How to complete this task: Go through the material line by line. Say how many lines contain the word "style", and give nothing more.

Exercise materials:
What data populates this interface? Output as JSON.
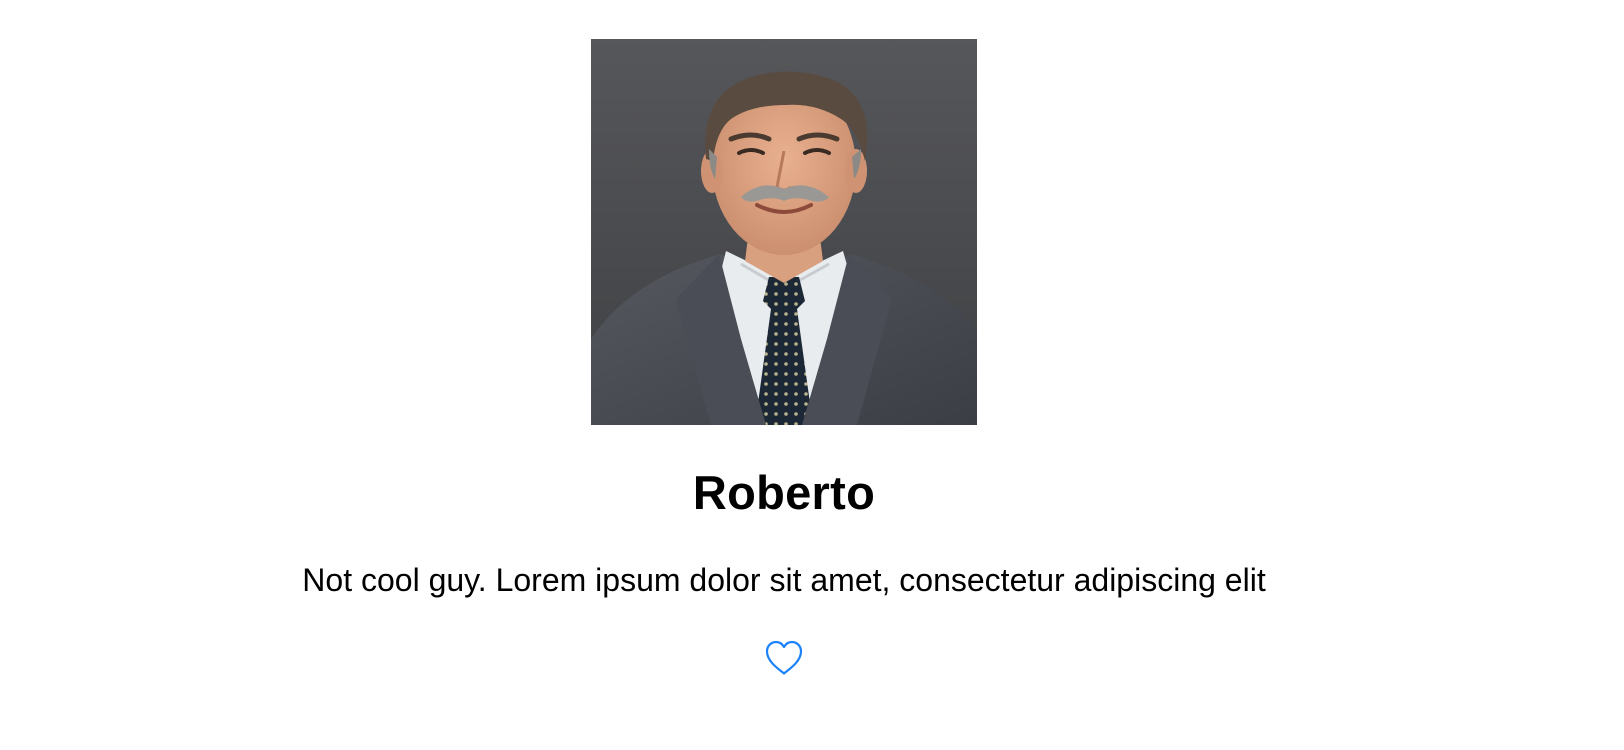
{
  "profile": {
    "name": "Roberto",
    "bio": "Not cool guy. Lorem ipsum dolor sit amet, consectetur adipiscing elit",
    "photo_alt": "Portrait photo"
  },
  "icons": {
    "like": "heart-outline-icon"
  },
  "colors": {
    "accent": "#1a82fb",
    "text": "#000000",
    "background": "#ffffff"
  }
}
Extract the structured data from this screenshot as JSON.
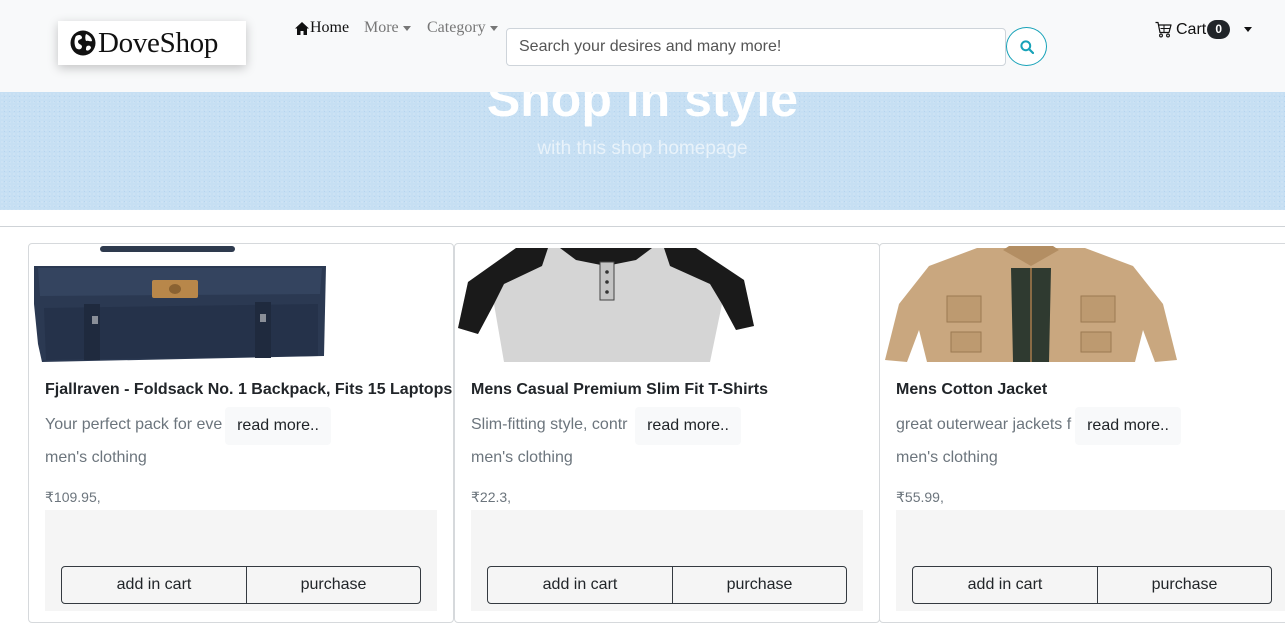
{
  "brand": {
    "name": "DoveShop"
  },
  "nav": {
    "home": "Home",
    "more": "More",
    "category": "Category"
  },
  "search": {
    "placeholder": "Search your desires and many more!"
  },
  "cart": {
    "label": "Cart",
    "count": "0"
  },
  "hero": {
    "title": "Shop in style",
    "subtitle": "with this shop homepage"
  },
  "products": [
    {
      "title": "Fjallraven - Foldsack No. 1 Backpack, Fits 15 Laptops",
      "desc": "Your perfect pack for eve",
      "read_more": "read more..",
      "category": "men's clothing",
      "price": "₹109.95,",
      "add_label": "add in cart",
      "buy_label": "purchase",
      "image": "backpack"
    },
    {
      "title": "Mens Casual Premium Slim Fit T-Shirts",
      "desc": "Slim-fitting style, contr",
      "read_more": "read more..",
      "category": "men's clothing",
      "price": "₹22.3,",
      "add_label": "add in cart",
      "buy_label": "purchase",
      "image": "raglan-t-shirt"
    },
    {
      "title": "Mens Cotton Jacket",
      "desc": "great outerwear jackets f",
      "read_more": "read more..",
      "category": "men's clothing",
      "price": "₹55.99,",
      "add_label": "add in cart",
      "buy_label": "purchase",
      "image": "cotton-jacket"
    }
  ],
  "colors": {
    "navbar_bg": "#f8f9fa",
    "hero_bg": "#c6dff3",
    "search_accent": "#17a2b8",
    "badge_bg": "#212529"
  }
}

Response for this exercise: 2